add comment

I think that pure java API does not allow you to do this. As a workaround I'd recommend you to try JPcap.

share|improve this answer
    
+1, looks interesting, I will try it. –  Daniel Dec 29 '10 at 9:49
add comment

However, I would start by checking your code uses buffering correctly. Is Nagle is left on, the OS will coalesce these writes together even if you send one byte at a time. If Nagle is off, your NIC driver could still coalesce data together. Using tcpdump/windump will confirm the actual packet sizes sent.

How often the application flushes the stream will have little impact on how often the OS sends the data. You could also use a profiler like yourkit or a system tool like strace which can monitor the number of OS calls.

share|improve this answer
    
Thanks for pointing out nagle. I will have to ensure nagle is off, and try to better use appropriate buffering. –  Daniel Dec 29 '10 at 9:50
    
@Dnaiel, I would leave Nagle on until you have buffering you are happy with. Even then I would leave it on unless a few milli-seconds delay is too much. –  Peter Lawrey Dec 29 '10 at 15:40
add comment

Access to a TCP connection profiler would give this info at the local or server connection level. The number of packets is normally higher than expected for several reasons: header packets and frame packets, connection establish and ack or response packets, secure protocol negotiate and control packets, packets small enough to be processed through POTS phone line equipment in some types of connection, cryptography identity and algorithm control packets, the data transmit protocol in use going through the tcp connection acting as a lower transport layer, actual user or application data in packetised and framed form, connection disconnect packets and responses. The streams may be flushed often if there is a multithread or multiuser situation and every connected user cannot recieve any data characters from the output stream which have just been transmitted to another user.
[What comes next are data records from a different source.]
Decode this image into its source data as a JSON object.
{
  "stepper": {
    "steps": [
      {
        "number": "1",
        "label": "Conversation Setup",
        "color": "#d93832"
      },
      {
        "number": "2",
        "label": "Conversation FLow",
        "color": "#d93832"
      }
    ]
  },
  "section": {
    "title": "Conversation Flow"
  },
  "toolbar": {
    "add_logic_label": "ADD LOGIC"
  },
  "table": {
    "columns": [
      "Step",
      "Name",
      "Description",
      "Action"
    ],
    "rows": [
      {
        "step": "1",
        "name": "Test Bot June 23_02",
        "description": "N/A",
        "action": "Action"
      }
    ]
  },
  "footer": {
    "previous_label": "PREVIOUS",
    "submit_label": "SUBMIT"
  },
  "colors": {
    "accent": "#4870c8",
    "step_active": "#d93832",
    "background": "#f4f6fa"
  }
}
share|improve this answer
    
Correct. This is why I am analyzing our application on the packet level currently, to be able to see if there are only the packages send which are really needed. –  Daniel Dec 30 '10 at 7:19
add comment

Your Answer

 
discard

By posting your answer, you agree to the privacy policy and terms of service.

Not the answer you're looking for? Browse other questions tagged or ask your own question.